Of course we should never judge a book by its cover, and yet this cover is so bright and attractive I was drawn to it in a way I wouldn’t have been if it had been one of those beige books. I’m glad to say the novel inside is as vibrant and fresh as the cover suggests.

This is the story of Darling, ten years old and living in Paradise, a place which is anything but. She has friends: Bastard, Chipo, Godknows, Sbho and Stino. They play together, hunt for guavas in the richer area of Budapest, and talk about escaping their shanty town. Always hungry, no longer at school, with the adults around them struggling under a regime that has robbed them of  money, jobs and homes, Darling and her friends nonetheless fizz with energy and fun. People have to leave Paradise to earn money, Darling’s dad included, although he sends nothing back. Then one day he returns home to die. Chipo is pregnant at 11, the result of rape. All the while the sun burns down and the hunger gnaws. Bulawayo is brilliant at describing this and the necessary bravado these children employ.

“I used to be very afraid of graveyards and death and such things, but not anymore. There is just no sense being afraid when you live so near the graves; it would be like the tongue fearing the teeth.”

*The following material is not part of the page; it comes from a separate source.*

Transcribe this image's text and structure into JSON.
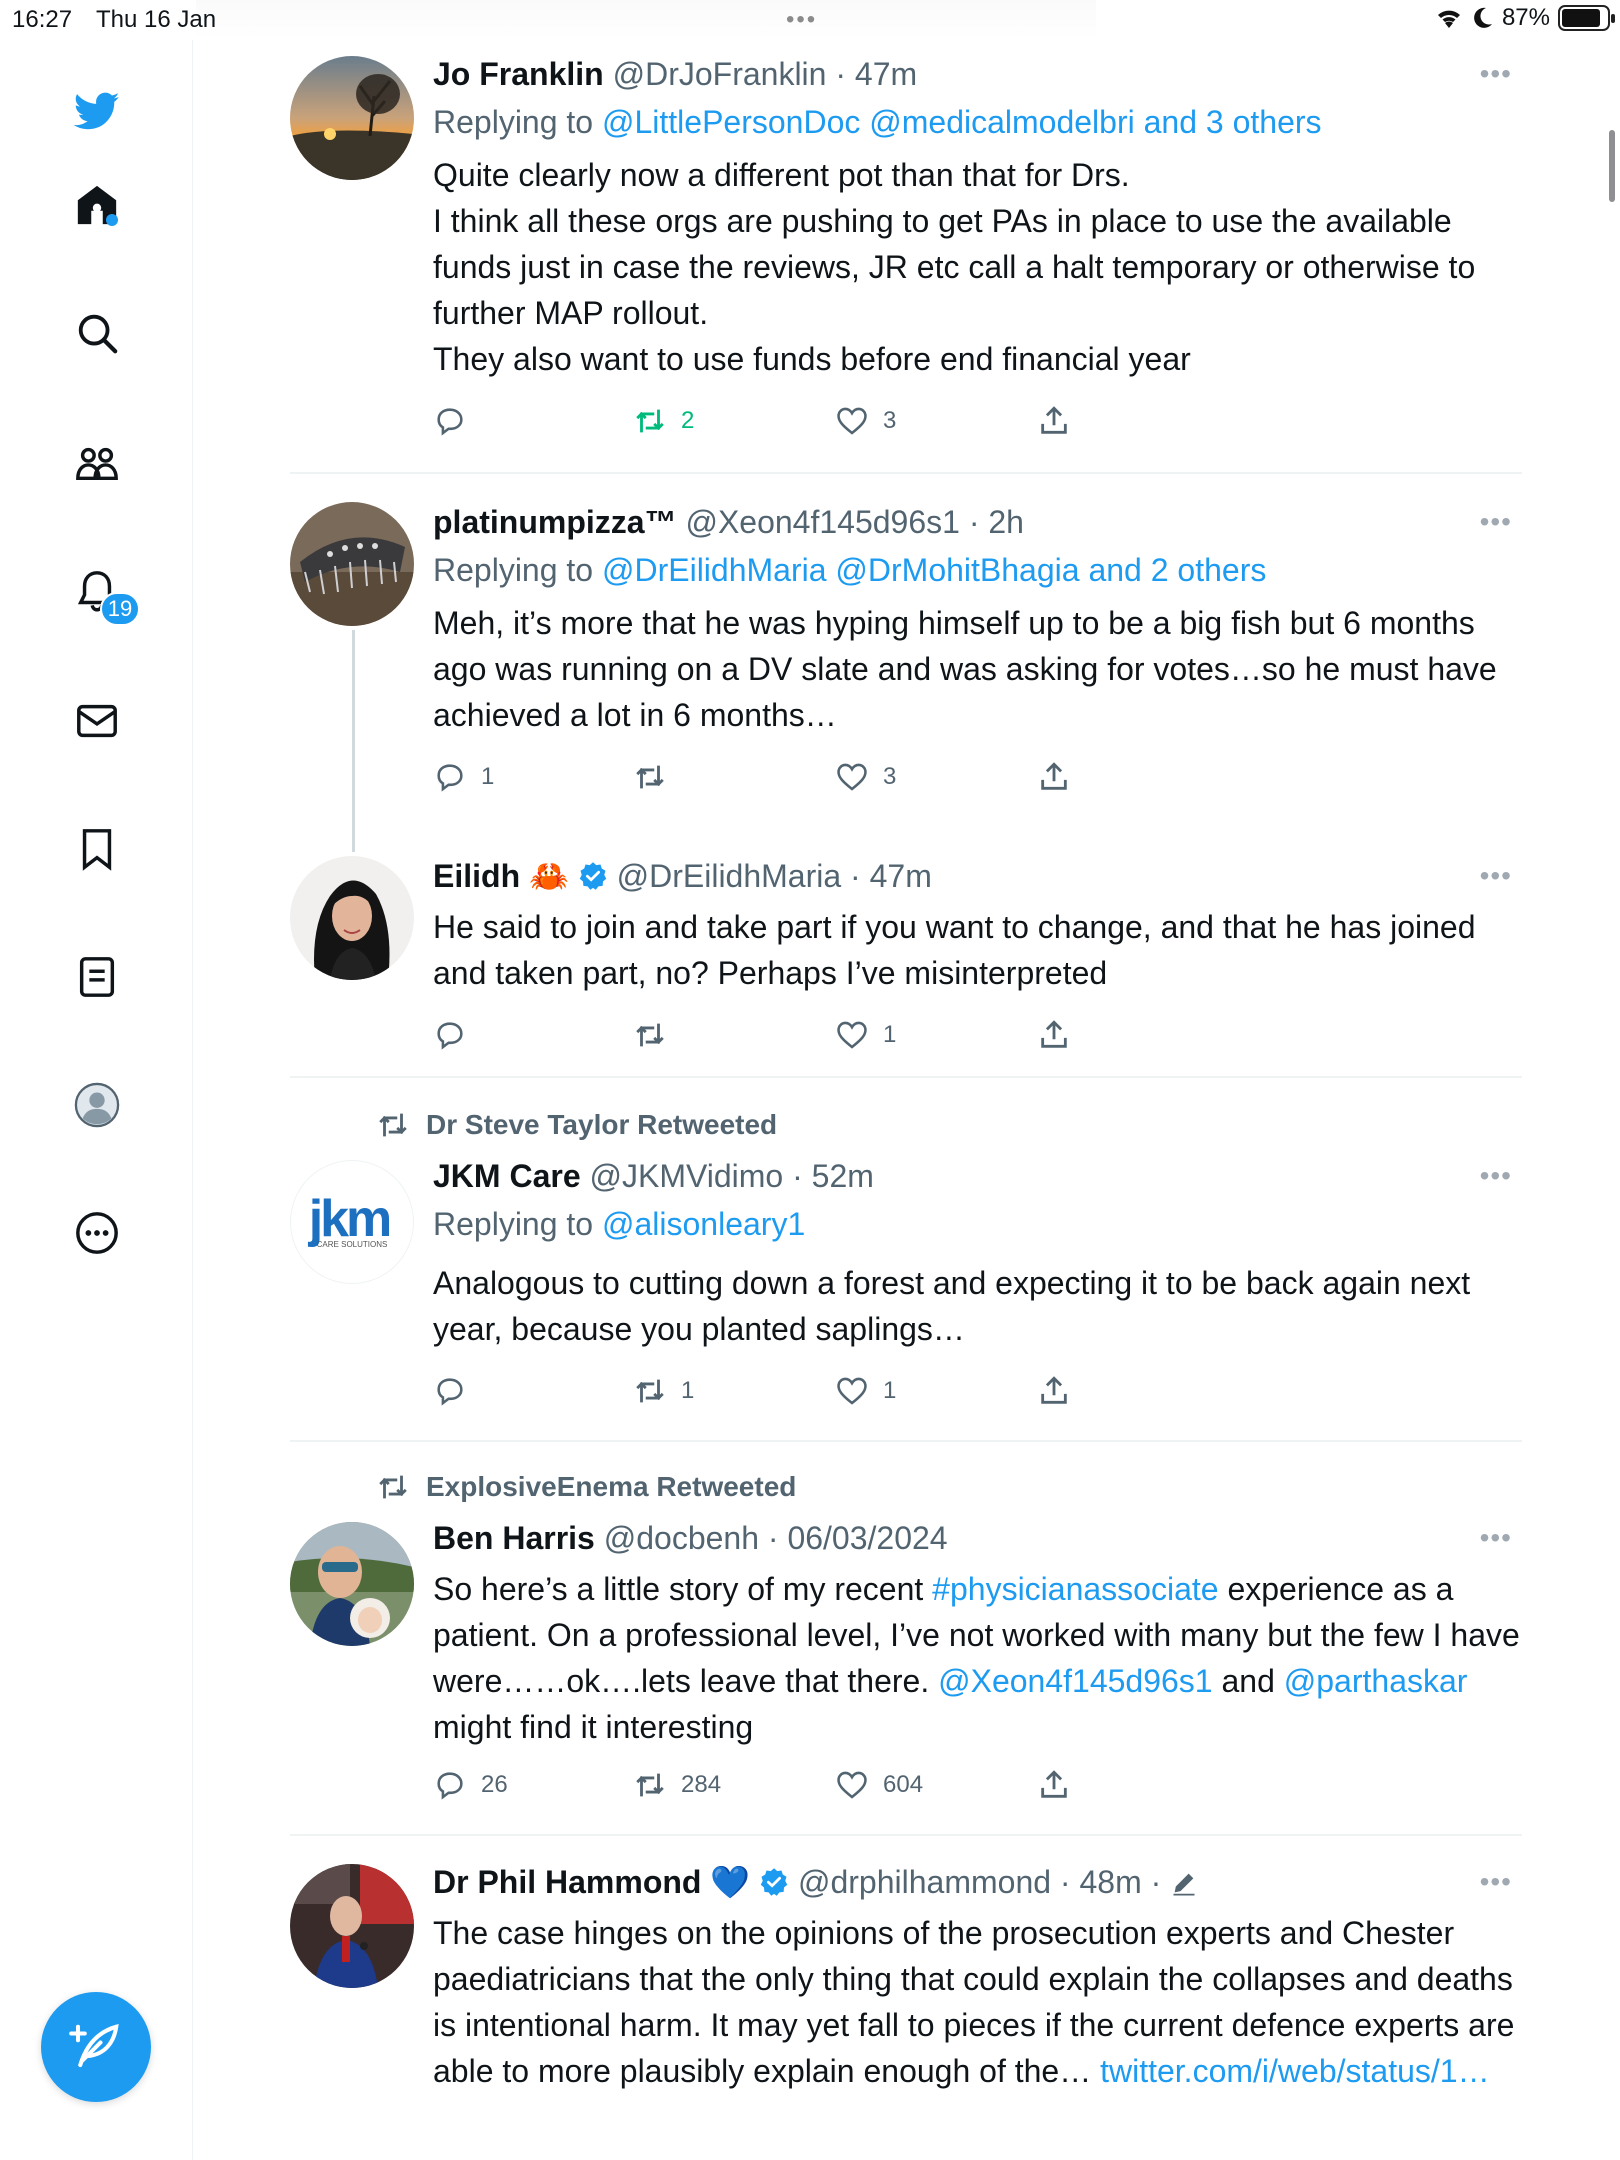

Darling tells her friends her Aunt will be taking her to America, but when Aunt Fostalina actually does, everything reverses. Sometimes it feels a little obvious – Darling is surrounded by food, but the abundance of food means that people obsess about what to eat and over exercise or starve themselves to be thin enough. Snow falls and Darling is colder than she ever imagined possible and longs for the warmth of Paradise. Darling can never return to Zimbabwe because she has no official papers and becomes consumed by a yearning for home and an insurmountable sense of displacement. She belongs nowhere.

“Because we were not in our country, we could not use our own languages, and so when we spoke our voices came out bruised. When we talked, our tongues thrashed madly in our mouths, staggered like drunken men. Because we were not using our languages we said things we did not mean; what we really wanted to say remained folded inside, trapped.”

Bulawayo highlights how (some) Americans presume Africa is one country and that all parts are the same;

“Oh my God, yes, we’ve seen your country; it’s been on the news.”

Her portrayal of (some) Americans as being obese, porn watching and ignorant is possibly equally unsubtle. What makes all this work so well is the verve of Bulawayo’s language, and the humour that lightens the terrible darkness. The beginning of the novel was originally a short story – “Hitting Budapest” and it propels the reader into another world with wit and speed.

In the last chapter “Writing On The Wall” some of Darling’s original energy reappears, but when she talks to Chipo via Skype, and Chipo lectures her on leaving, it sounded as if perhaps this is the author’s voice, lecturing herself. Darling is an interesting character, I’d love to know what happens to her next, and I’d dare to wish her an almost happy ending, though I’m not sure Bulawayo would think one possible.